Sophie Sonnenfeld, Contributing Photographer

It was just past 5:30 p.m. when police responded to a domestic violence call on Webster Street last Sunday.

Responding police officers found a man fighting with his girlfriend inside and decided to detain him in handcuffs. The man then tossed his hoodie sweatshirt on the ground, telling his girlfriend to grab the hoodie and run. When police picked up the hoodie, out fell a Polymer80 ghost gun — an untraceable, homemade gun. 

Assistant Chief David Zannelli recounted the incident in a press conference at the New Haven Police Department headquarters Tuesday morning during which city officials provided updates on recent fatal and nonfatal shootings, gun seizures and gun-related arrests. Officials pointed out high numbers of ghost gun seizures similar to the type involved in the domestic violence incident. 

“There’s a lot of hard work being done by the NHPD to pull some of these guns off the street but, again, an almost exponential increase in the number of ghost guns we’re seeing on the street,” Mayor Justin Elicker said at the press conference.  

Elicker noted that gun seizures have increased, with 171 so far this year compared to 134 at this time past year. Of those, 171, 37 were ghost guns. By comparison, just four ghost guns had been seized this time last year.

The Nevada-based gun manufacturer and distributor, Polymer80, which sells “Buy, Build, Shoot” kits, lost a lawsuit in mid-August in which they argued that their products were not “firearms” and thus not subject to federal firearms regulations. Such weapons can be unmarked and untraceable for police investigating crimes to track down suspects. 

In April, the Biden administration announced a federal rule aimed at regulating ghost guns. Following several unsuccessful lawsuits, the law was implemented last week. The new rule requires dealers to conduct background checks for people buying kits and also requires those kits to include traceable serial numbers. Additionally, the rule mandates that federally licensed gunsmiths and dealers must serialize any unmarked ghost guns in their inventory. 

The Bureau of Alcohol, Tobacco, Firearms and Explosives reported that nationwide law enforcement agencies last year recovered 20,000 suspected ghost guns in criminal investigations. That number, according to ATF, represents a staggering ten-fold jump compared to 2016.

Although ghost gun use has risen in the Elm City, homicides overall have fallen. NHPD reported that so far there have been eight homicides compared to 19 at this point last year.

The most recent of those homicides occurred Monday, when New Havener Michael Judkins was killed in a double shooting on Thompson Street. 

Jacobson reported that at 5 a.m. Tuesday morning, police had seized a gun related to possible retaliation for Judkins’ death. 

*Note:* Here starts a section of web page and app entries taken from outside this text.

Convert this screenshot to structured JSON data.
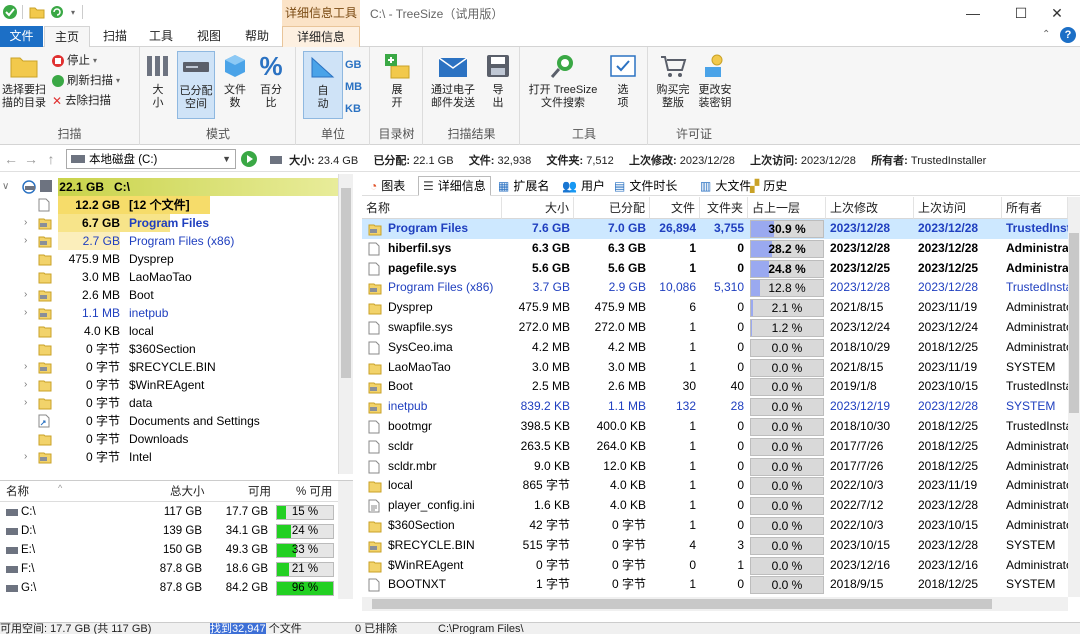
{
  "window": {
    "title": "C:\\ - TreeSize（试用版）",
    "context_tab_title": "详细信息工具"
  },
  "tabs": {
    "file": "文件",
    "home": "主页",
    "scan": "扫描",
    "tools": "工具",
    "view": "视图",
    "help": "帮助",
    "details": "详细信息"
  },
  "ribbon": {
    "scan": {
      "label": "扫描",
      "select_dir": [
        "选择要扫",
        "描的目录"
      ],
      "stop": "停止",
      "refresh": "刷新扫描",
      "remove": "去除扫描"
    },
    "mode": {
      "label": "模式",
      "size": [
        "大",
        "小"
      ],
      "allocated": [
        "已分配",
        "空间"
      ],
      "files": [
        "文件",
        "数"
      ],
      "percent": [
        "百分",
        "比"
      ]
    },
    "unit": {
      "label": "单位",
      "auto": [
        "自",
        "动"
      ],
      "gb": "GB",
      "mb": "MB",
      "kb": "KB"
    },
    "tree": {
      "label": "目录树",
      "expand": [
        "展",
        "开"
      ]
    },
    "results": {
      "label": "扫描结果",
      "mail": [
        "通过电子",
        "邮件发送"
      ],
      "export": [
        "导",
        "出"
      ]
    },
    "tools": {
      "label": "工具",
      "open_search": [
        "打开 TreeSize",
        "文件搜索"
      ],
      "options": [
        "选",
        "项"
      ]
    },
    "license": {
      "label": "许可证",
      "buy": [
        "购买完",
        "整版"
      ],
      "change_key": [
        "更改安",
        "装密钥"
      ]
    }
  },
  "address": {
    "drive": "本地磁盘 (C:)",
    "size_lbl": "大小:",
    "size": "23.4 GB",
    "alloc_lbl": "已分配:",
    "alloc": "22.1 GB",
    "files_lbl": "文件:",
    "files": "32,938",
    "folders_lbl": "文件夹:",
    "folders": "7,512",
    "modified_lbl": "上次修改:",
    "modified": "2023/12/28",
    "accessed_lbl": "上次访问:",
    "accessed": "2023/12/28",
    "owner_lbl": "所有者:",
    "owner": "TrustedInstaller"
  },
  "tree": [
    {
      "size": "22.1 GB",
      "name": "C:\\",
      "level": 0,
      "icon": "drive",
      "hl": "root",
      "exp": "v"
    },
    {
      "size": "12.2 GB",
      "name": "[12 个文件]",
      "level": 1,
      "icon": "file",
      "hl": "big",
      "exp": ""
    },
    {
      "size": "6.7 GB",
      "name": "Program Files",
      "level": 1,
      "icon": "folder-sys",
      "hl": "med",
      "exp": ">"
    },
    {
      "size": "2.7 GB",
      "name": "Program Files (x86)",
      "level": 1,
      "icon": "folder-sys",
      "hl": "small",
      "exp": ">"
    },
    {
      "size": "475.9 MB",
      "name": "Dysprep",
      "level": 1,
      "icon": "folder",
      "hl": "",
      "exp": ""
    },
    {
      "size": "3.0 MB",
      "name": "LaoMaoTao",
      "level": 1,
      "icon": "folder",
      "hl": "",
      "exp": ""
    },
    {
      "size": "2.6 MB",
      "name": "Boot",
      "level": 1,
      "icon": "folder-sys",
      "hl": "",
      "exp": ">"
    },
    {
      "size": "1.1 MB",
      "name": "inetpub",
      "level": 1,
      "icon": "folder-sys",
      "hl": "",
      "exp": ">",
      "blue": true
    },
    {
      "size": "4.0 KB",
      "name": "local",
      "level": 1,
      "icon": "folder",
      "hl": "",
      "exp": ""
    },
    {
      "size": "0 字节",
      "name": "$360Section",
      "level": 1,
      "icon": "folder",
      "hl": "",
      "exp": ""
    },
    {
      "size": "0 字节",
      "name": "$RECYCLE.BIN",
      "level": 1,
      "icon": "folder-sys",
      "hl": "",
      "exp": ">"
    },
    {
      "size": "0 字节",
      "name": "$WinREAgent",
      "level": 1,
      "icon": "folder",
      "hl": "",
      "exp": ">"
    },
    {
      "size": "0 字节",
      "name": "data",
      "level": 1,
      "icon": "folder",
      "hl": "",
      "exp": ">"
    },
    {
      "size": "0 字节",
      "name": "Documents and Settings",
      "level": 1,
      "icon": "link",
      "hl": "",
      "exp": ""
    },
    {
      "size": "0 字节",
      "name": "Downloads",
      "level": 1,
      "icon": "folder",
      "hl": "",
      "exp": ""
    },
    {
      "size": "0 字节",
      "name": "Intel",
      "level": 1,
      "icon": "folder-sys",
      "hl": "",
      "exp": ">"
    }
  ],
  "drives": {
    "headers": {
      "name": "名称",
      "total": "总大小",
      "free": "可用",
      "pct": "% 可用"
    },
    "rows": [
      {
        "name": "C:\\",
        "total": "117 GB",
        "free": "17.7 GB",
        "pct": "15 %",
        "frac": 0.15
      },
      {
        "name": "D:\\",
        "total": "139 GB",
        "free": "34.1 GB",
        "pct": "24 %",
        "frac": 0.24
      },
      {
        "name": "E:\\",
        "total": "150 GB",
        "free": "49.3 GB",
        "pct": "33 %",
        "frac": 0.33
      },
      {
        "name": "F:\\",
        "total": "87.8 GB",
        "free": "18.6 GB",
        "pct": "21 %",
        "frac": 0.21
      },
      {
        "name": "G:\\",
        "total": "87.8 GB",
        "free": "84.2 GB",
        "pct": "96 %",
        "frac": 0.96
      }
    ]
  },
  "right_tabs": [
    "图表",
    "详细信息",
    "扩展名",
    "用户",
    "文件时长",
    "大文件",
    "历史"
  ],
  "table": {
    "headers": {
      "name": "名称",
      "size": "大小",
      "alloc": "已分配",
      "files": "文件",
      "folders": "文件夹",
      "pct": "占上一层 %...",
      "modified": "上次修改",
      "accessed": "上次访问",
      "owner": "所有者"
    },
    "rows": [
      {
        "name": "Program Files",
        "size": "7.6 GB",
        "alloc": "7.0 GB",
        "files": "26,894",
        "folders": "3,755",
        "pct": "30.9 %",
        "frac": 0.309,
        "modified": "2023/12/28",
        "accessed": "2023/12/28",
        "owner": "TrustedInstaller",
        "icon": "folder-sys",
        "style": "bold-blue",
        "sel": true
      },
      {
        "name": "hiberfil.sys",
        "size": "6.3 GB",
        "alloc": "6.3 GB",
        "files": "1",
        "folders": "0",
        "pct": "28.2 %",
        "frac": 0.282,
        "modified": "2023/12/28",
        "accessed": "2023/12/28",
        "owner": "Administrators",
        "icon": "file",
        "style": "bold"
      },
      {
        "name": "pagefile.sys",
        "size": "5.6 GB",
        "alloc": "5.6 GB",
        "files": "1",
        "folders": "0",
        "pct": "24.8 %",
        "frac": 0.248,
        "modified": "2023/12/25",
        "accessed": "2023/12/25",
        "owner": "Administrators",
        "icon": "file",
        "style": "bold"
      },
      {
        "name": "Program Files (x86)",
        "size": "3.7 GB",
        "alloc": "2.9 GB",
        "files": "10,086",
        "folders": "5,310",
        "pct": "12.8 %",
        "frac": 0.128,
        "modified": "2023/12/28",
        "accessed": "2023/12/28",
        "owner": "TrustedInstaller",
        "icon": "folder-sys",
        "style": "blue"
      },
      {
        "name": "Dysprep",
        "size": "475.9 MB",
        "alloc": "475.9 MB",
        "files": "6",
        "folders": "0",
        "pct": "2.1 %",
        "frac": 0.021,
        "modified": "2021/8/15",
        "accessed": "2023/11/19",
        "owner": "Administrators",
        "icon": "folder",
        "style": ""
      },
      {
        "name": "swapfile.sys",
        "size": "272.0 MB",
        "alloc": "272.0 MB",
        "files": "1",
        "folders": "0",
        "pct": "1.2 %",
        "frac": 0.012,
        "modified": "2023/12/24",
        "accessed": "2023/12/24",
        "owner": "Administrators",
        "icon": "file",
        "style": ""
      },
      {
        "name": "SysCeo.ima",
        "size": "4.2 MB",
        "alloc": "4.2 MB",
        "files": "1",
        "folders": "0",
        "pct": "0.0 %",
        "frac": 0,
        "modified": "2018/10/29",
        "accessed": "2018/12/25",
        "owner": "Administrators",
        "icon": "file",
        "style": ""
      },
      {
        "name": "LaoMaoTao",
        "size": "3.0 MB",
        "alloc": "3.0 MB",
        "files": "1",
        "folders": "0",
        "pct": "0.0 %",
        "frac": 0,
        "modified": "2021/8/15",
        "accessed": "2023/11/19",
        "owner": "SYSTEM",
        "icon": "folder",
        "style": ""
      },
      {
        "name": "Boot",
        "size": "2.5 MB",
        "alloc": "2.6 MB",
        "files": "30",
        "folders": "40",
        "pct": "0.0 %",
        "frac": 0,
        "modified": "2019/1/8",
        "accessed": "2023/10/15",
        "owner": "TrustedInstaller",
        "icon": "folder-sys",
        "style": ""
      },
      {
        "name": "inetpub",
        "size": "839.2 KB",
        "alloc": "1.1 MB",
        "files": "132",
        "folders": "28",
        "pct": "0.0 %",
        "frac": 0,
        "modified": "2023/12/19",
        "accessed": "2023/12/28",
        "owner": "SYSTEM",
        "icon": "folder-sys",
        "style": "blue"
      },
      {
        "name": "bootmgr",
        "size": "398.5 KB",
        "alloc": "400.0 KB",
        "files": "1",
        "folders": "0",
        "pct": "0.0 %",
        "frac": 0,
        "modified": "2018/10/30",
        "accessed": "2018/12/25",
        "owner": "TrustedInstaller",
        "icon": "file",
        "style": ""
      },
      {
        "name": "scldr",
        "size": "263.5 KB",
        "alloc": "264.0 KB",
        "files": "1",
        "folders": "0",
        "pct": "0.0 %",
        "frac": 0,
        "modified": "2017/7/26",
        "accessed": "2018/12/25",
        "owner": "Administrators",
        "icon": "file",
        "style": ""
      },
      {
        "name": "scldr.mbr",
        "size": "9.0 KB",
        "alloc": "12.0 KB",
        "files": "1",
        "folders": "0",
        "pct": "0.0 %",
        "frac": 0,
        "modified": "2017/7/26",
        "accessed": "2018/12/25",
        "owner": "Administrators",
        "icon": "file",
        "style": ""
      },
      {
        "name": "local",
        "size": "865 字节",
        "alloc": "4.0 KB",
        "files": "1",
        "folders": "0",
        "pct": "0.0 %",
        "frac": 0,
        "modified": "2022/10/3",
        "accessed": "2023/11/19",
        "owner": "Administrators",
        "icon": "folder",
        "style": ""
      },
      {
        "name": "player_config.ini",
        "size": "1.6 KB",
        "alloc": "4.0 KB",
        "files": "1",
        "folders": "0",
        "pct": "0.0 %",
        "frac": 0,
        "modified": "2022/7/12",
        "accessed": "2023/12/28",
        "owner": "Administrators",
        "icon": "ini",
        "style": ""
      },
      {
        "name": "$360Section",
        "size": "42 字节",
        "alloc": "0 字节",
        "files": "1",
        "folders": "0",
        "pct": "0.0 %",
        "frac": 0,
        "modified": "2022/10/3",
        "accessed": "2023/10/15",
        "owner": "Administrators",
        "icon": "folder",
        "style": ""
      },
      {
        "name": "$RECYCLE.BIN",
        "size": "515 字节",
        "alloc": "0 字节",
        "files": "4",
        "folders": "3",
        "pct": "0.0 %",
        "frac": 0,
        "modified": "2023/10/15",
        "accessed": "2023/12/28",
        "owner": "SYSTEM",
        "icon": "folder-sys",
        "style": ""
      },
      {
        "name": "$WinREAgent",
        "size": "0 字节",
        "alloc": "0 字节",
        "files": "0",
        "folders": "1",
        "pct": "0.0 %",
        "frac": 0,
        "modified": "2023/12/16",
        "accessed": "2023/12/16",
        "owner": "Administrators",
        "icon": "folder",
        "style": ""
      },
      {
        "name": "BOOTNXT",
        "size": "1 字节",
        "alloc": "0 字节",
        "files": "1",
        "folders": "0",
        "pct": "0.0 %",
        "frac": 0,
        "modified": "2018/9/15",
        "accessed": "2018/12/25",
        "owner": "SYSTEM",
        "icon": "file",
        "style": ""
      }
    ]
  },
  "status": {
    "free": "可用空间: 17.7 GB (共 117 GB)",
    "found_pre": "找到",
    "found_num": "32,947",
    "found_post": "个文件",
    "excluded": "0 已排除",
    "path": "C:\\Program Files\\"
  },
  "colors": {
    "accent": "#1c6fc6",
    "selection": "#cde8ff",
    "bar_fill": "#9aa9f0",
    "tree_root": "#c9d34a",
    "tree_big": "#f6dc6a",
    "drive_bar": "#22d022"
  }
}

“There’s a potential since Michael was so beloved in the city for retaliation,” Jacobson said. “I’m asking everybody involved in this to not retaliate. Let us do our jobs. Please tell us what you know. Above all we need the community’s help.” 

Jacobson confirmed that the shooting was targeted, “group-related” violence allegedly erupting over stolen jewelry.  

According to the New Haven Independent, Judkins released songs and launched a career as a rapper going by the name “Young Klean.” 

The family held a vigil to honor Judkins on Wednesday night. 

Sophie Sonnenfeld is Managing Editor of the Yale Daily News. She previously served as City Editor and covered cops and courts as a beat reporter. She is a junior in Branford College double majoring in political science and anthropology.